Thursday, January 31, 2008


It was announced last week that fast food chain McDonalds has now received government approval to become an examination board. Good news for the company’s staff as it will now be able to offer them nationally recognised “A” level standard qualifications, an alternative to traditional qualifications. The new McDonalds in-house course will teach staff about recruitment, human resources, people management, hygiene, health and safety and stock control, amongst other skills. Basically it will teach them everything they need to know about running a fast food outlet.

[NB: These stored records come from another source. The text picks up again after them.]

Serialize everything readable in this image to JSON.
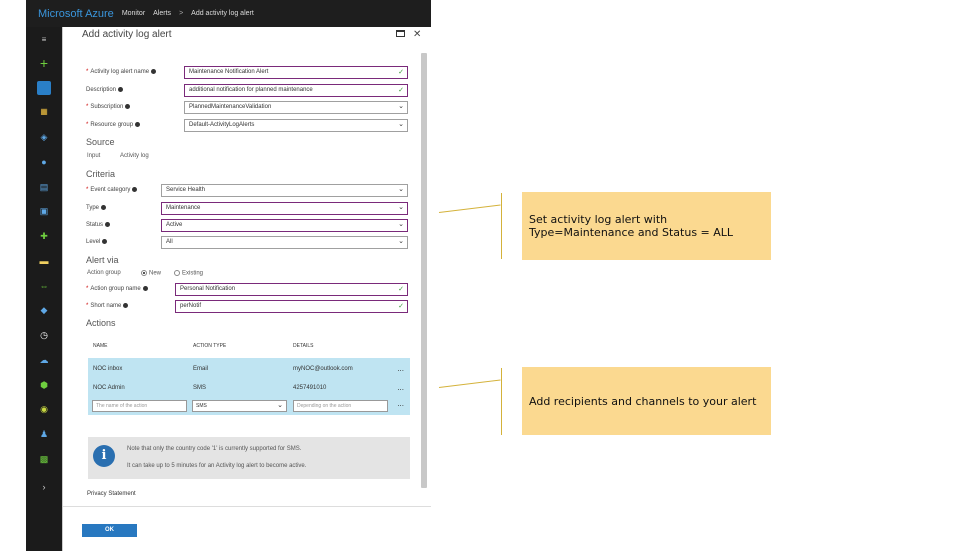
{
  "topbar": {
    "brand": "Microsoft Azure",
    "crumbs": [
      "Monitor",
      "Alerts",
      "Add activity log alert"
    ],
    "separator": ">"
  },
  "blade": {
    "title": "Add activity log alert",
    "maximize_icon": "square-icon",
    "close_glyph": "✕"
  },
  "form": {
    "alert_name": {
      "label": "Activity log alert name",
      "value": "Maintenance Notification Alert"
    },
    "description": {
      "label": "Description",
      "value": "additional notification for planned maintenance"
    },
    "subscription": {
      "label": "Subscription",
      "value": "PlannedMaintenanceValidation"
    },
    "resource_group": {
      "label": "Resource group",
      "value": "Default-ActivityLogAlerts"
    }
  },
  "source": {
    "heading": "Source",
    "input_label": "Input",
    "input_value": "Activity log"
  },
  "criteria": {
    "heading": "Criteria",
    "event_category": {
      "label": "Event category",
      "value": "Service Health"
    },
    "type": {
      "label": "Type",
      "value": "Maintenance"
    },
    "status": {
      "label": "Status",
      "value": "Active"
    },
    "level": {
      "label": "Level",
      "value": "All"
    }
  },
  "alert_via": {
    "heading": "Alert via",
    "action_group_label": "Action group",
    "option_new": "New",
    "option_existing": "Existing",
    "selected": "New",
    "action_group_name": {
      "label": "Action group name",
      "value": "Personal Notification"
    },
    "short_name": {
      "label": "Short name",
      "value": "perNotif"
    }
  },
  "actions": {
    "heading": "Actions",
    "columns": [
      "NAME",
      "ACTION TYPE",
      "DETAILS"
    ],
    "rows": [
      {
        "name": "NOC inbox",
        "type": "Email",
        "details": "myNOC@outlook.com"
      },
      {
        "name": "NOC Admin",
        "type": "SMS",
        "details": "4257491010"
      }
    ],
    "more_glyph": "...",
    "new_row": {
      "name_placeholder": "The name of the action",
      "type_value": "SMS",
      "details_placeholder": "Depending on the action"
    }
  },
  "note": {
    "line1": "Note that only the country code '1' is currently supported for SMS.",
    "line2": "It can take up to 5 minutes for an Activity log alert to become active."
  },
  "privacy": "Privacy Statement",
  "ok_label": "OK",
  "callouts": [
    {
      "lines": [
        "Set activity log alert with",
        "Type=Maintenance and Status = ALL"
      ]
    },
    {
      "lines": [
        "Add recipients and channels to your alert"
      ]
    }
  ],
  "colors": {
    "brand_blue": "#3a96dd",
    "callout_bg": "#fbd990",
    "table_row": "#bfe4f2",
    "ok_button": "#2878c0"
  }
}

Network Rail, The Ministry of Defence and Flybe have also been given examination board status and will now be able to offer their staff nationally recognised certificates. The plan, the first of its kind in Europe, is part of a government initiative to offer workers more on-the-job training and help create a skilled workforce in the U.K. According to Prime Minister Gordon Brown, it’s all about wining the “global skills race”. Business leaders have welcomed the new initiative which will bridge the gap between company training schemes and nationally recognised qualifications. However teachers’ unions have condemned the new plans as a “farce” and say that it demeans the value of “A” level qualifications. Gordon Brown defended the in-company training courses, saying that they would be tough, involving intensive training and once candidates had the qualification they could go anywhere.


Kyle & Svet Keeton said...

Personally, I don't believe in such type of "education". For me you get education in schools and colleges or University.. And this initiative I would call profanation.

My husband was a District Manager in McDonalds for several years. He told when he's seen this first time he laughed, they had the same program in America and this program was absolutely failed. And that's sad.

Best wishes and thank you for very good article,

Naomi said...

The initiative has come in for a lot of criticism over here Svet. I personally don't think it can replace a university or college education either. Nice to see you again.